Material to process:
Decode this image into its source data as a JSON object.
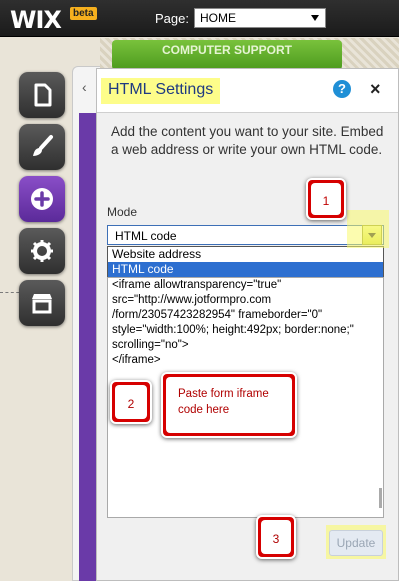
{
  "topbar": {
    "logo": "WIX",
    "logo_badge": "beta",
    "page_label": "Page:",
    "page_select_value": "HOME"
  },
  "background": {
    "banner_text": "COMPUTER SUPPORT"
  },
  "rail": {
    "items": [
      {
        "icon": "page-icon"
      },
      {
        "icon": "brush-icon"
      },
      {
        "icon": "add-icon",
        "active": true
      },
      {
        "icon": "gear-icon"
      },
      {
        "icon": "store-icon"
      }
    ]
  },
  "dialog": {
    "title": "HTML Settings",
    "help_glyph": "?",
    "close_glyph": "×",
    "intro": "Add the content you want to your site. Embed a web address or write your own HTML code.",
    "mode_label": "Mode",
    "mode_value": "HTML code",
    "mode_options": [
      "Website address",
      "HTML code"
    ],
    "code": "<iframe allowtransparency=\"true\"\nsrc=\"http://www.jotformpro.com\n/form/23057423282954\" frameborder=\"0\"\nstyle=\"width:100%; height:492px; border:none;\"\nscrolling=\"no\">\n</iframe>",
    "update_label": "Update"
  },
  "annotations": {
    "one": "1",
    "two": "2",
    "three": "3",
    "paste_note": "Paste form iframe code here"
  },
  "colors": {
    "accent_purple": "#6a3aa8",
    "title_text": "#1f3a82",
    "highlight_yellow": "#fdfd8a",
    "annotation_red": "#d60000",
    "selected_option": "#2d6fd0"
  }
}
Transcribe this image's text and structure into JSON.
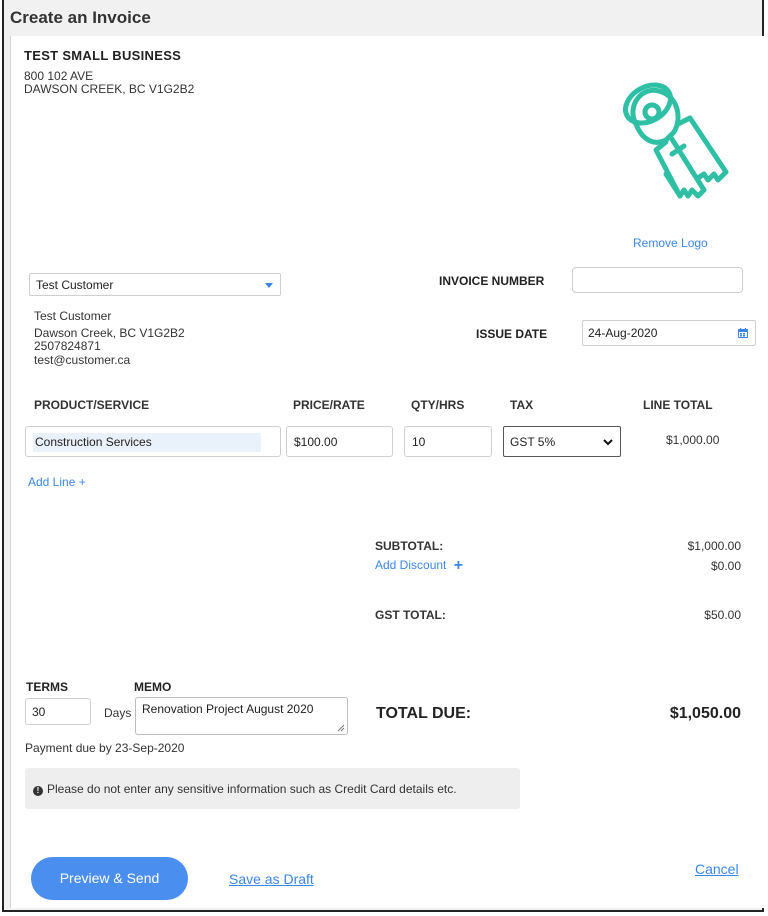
{
  "window": {
    "title": "Create an Invoice"
  },
  "business": {
    "name": "TEST SMALL BUSINESS",
    "address_line1": "800 102 AVE",
    "address_line2": "DAWSON CREEK, BC V1G2B2"
  },
  "logo": {
    "icon": "keys-icon",
    "color": "#2ebfa5",
    "remove_label": "Remove Logo"
  },
  "customer": {
    "selected": "Test Customer",
    "name": "Test Customer",
    "city_line": "Dawson Creek, BC V1G2B2",
    "phone": "2507824871",
    "email": "test@customer.ca"
  },
  "invoice": {
    "number_label": "INVOICE NUMBER",
    "number_value": "",
    "issue_date_label": "ISSUE DATE",
    "issue_date_value": "24-Aug-2020"
  },
  "line_items": {
    "headers": [
      "PRODUCT/SERVICE",
      "PRICE/RATE",
      "QTY/HRS",
      "TAX",
      "LINE TOTAL"
    ],
    "rows": [
      {
        "product": "Construction Services",
        "price": "$100.00",
        "qty": "10",
        "tax": "GST 5%",
        "line_total": "$1,000.00"
      }
    ],
    "add_line_label": "Add Line +"
  },
  "summary": {
    "subtotal_label": "SUBTOTAL:",
    "subtotal_value": "$1,000.00",
    "discount_label": "Add Discount",
    "discount_value": "$0.00",
    "gst_label": "GST TOTAL:",
    "gst_value": "$50.00",
    "total_due_label": "TOTAL DUE:",
    "total_due_value": "$1,050.00"
  },
  "terms": {
    "terms_label": "TERMS",
    "terms_value": "30",
    "days_label": "Days",
    "memo_label": "MEMO",
    "memo_value": "Renovation Project August 2020",
    "payment_due": "Payment due by 23-Sep-2020"
  },
  "notice": {
    "text": "Please do not enter any sensitive information such as Credit Card details etc."
  },
  "actions": {
    "preview_label": "Preview & Send",
    "draft_label": "Save as Draft",
    "cancel_label": "Cancel"
  },
  "colors": {
    "accent": "#3a86e8",
    "button": "#4a8ef0",
    "logo": "#2ebfa5"
  }
}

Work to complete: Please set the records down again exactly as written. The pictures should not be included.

Solution to this problem:
Decode this image into its source data as a JSON object.
{
  "topbar": {
    "logo": "WIX",
    "logo_badge": "beta",
    "page_label": "Page:",
    "page_select_value": "HOME"
  },
  "background": {
    "banner_text": "COMPUTER SUPPORT"
  },
  "rail": {
    "items": [
      {
        "icon": "page-icon"
      },
      {
        "icon": "brush-icon"
      },
      {
        "icon": "add-icon",
        "active": true
      },
      {
        "icon": "gear-icon"
      },
      {
        "icon": "store-icon"
      }
    ]
  },
  "dialog": {
    "title": "HTML Settings",
    "help_glyph": "?",
    "close_glyph": "×",
    "intro": "Add the content you want to your site. Embed a web address or write your own HTML code.",
    "mode_label": "Mode",
    "mode_value": "HTML code",
    "mode_options": [
      "Website address",
      "HTML code"
    ],
    "code": "<iframe allowtransparency=\"true\"\nsrc=\"http://www.jotformpro.com\n/form/23057423282954\" frameborder=\"0\"\nstyle=\"width:100%; height:492px; border:none;\"\nscrolling=\"no\">\n</iframe>",
    "update_label": "Update"
  },
  "annotations": {
    "one": "1",
    "two": "2",
    "three": "3",
    "paste_note": "Paste form iframe code here"
  },
  "colors": {
    "accent_purple": "#6a3aa8",
    "title_text": "#1f3a82",
    "highlight_yellow": "#fdfd8a",
    "annotation_red": "#d60000",
    "selected_option": "#2d6fd0"
  }
}
Transcribe this image's text and structure into JSON.
{
  "window": {
    "title": "Create an Invoice"
  },
  "business": {
    "name": "TEST SMALL BUSINESS",
    "address_line1": "800 102 AVE",
    "address_line2": "DAWSON CREEK, BC V1G2B2"
  },
  "logo": {
    "icon": "keys-icon",
    "color": "#2ebfa5",
    "remove_label": "Remove Logo"
  },
  "customer": {
    "selected": "Test Customer",
    "name": "Test Customer",
    "city_line": "Dawson Creek, BC V1G2B2",
    "phone": "2507824871",
    "email": "test@customer.ca"
  },
  "invoice": {
    "number_label": "INVOICE NUMBER",
    "number_value": "",
    "issue_date_label": "ISSUE DATE",
    "issue_date_value": "24-Aug-2020"
  },
  "line_items": {
    "headers": [
      "PRODUCT/SERVICE",
      "PRICE/RATE",
      "QTY/HRS",
      "TAX",
      "LINE TOTAL"
    ],
    "rows": [
      {
        "product": "Construction Services",
        "price": "$100.00",
        "qty": "10",
        "tax": "GST 5%",
        "line_total": "$1,000.00"
      }
    ],
    "add_line_label": "Add Line +"
  },
  "summary": {
    "subtotal_label": "SUBTOTAL:",
    "subtotal_value": "$1,000.00",
    "discount_label": "Add Discount",
    "discount_value": "$0.00",
    "gst_label": "GST TOTAL:",
    "gst_value": "$50.00",
    "total_due_label": "TOTAL DUE:",
    "total_due_value": "$1,050.00"
  },
  "terms": {
    "terms_label": "TERMS",
    "terms_value": "30",
    "days_label": "Days",
    "memo_label": "MEMO",
    "memo_value": "Renovation Project August 2020",
    "payment_due": "Payment due by 23-Sep-2020"
  },
  "notice": {
    "text": "Please do not enter any sensitive information such as Credit Card details etc."
  },
  "actions": {
    "preview_label": "Preview & Send",
    "draft_label": "Save as Draft",
    "cancel_label": "Cancel"
  },
  "colors": {
    "accent": "#3a86e8",
    "button": "#4a8ef0",
    "logo": "#2ebfa5"
  }
}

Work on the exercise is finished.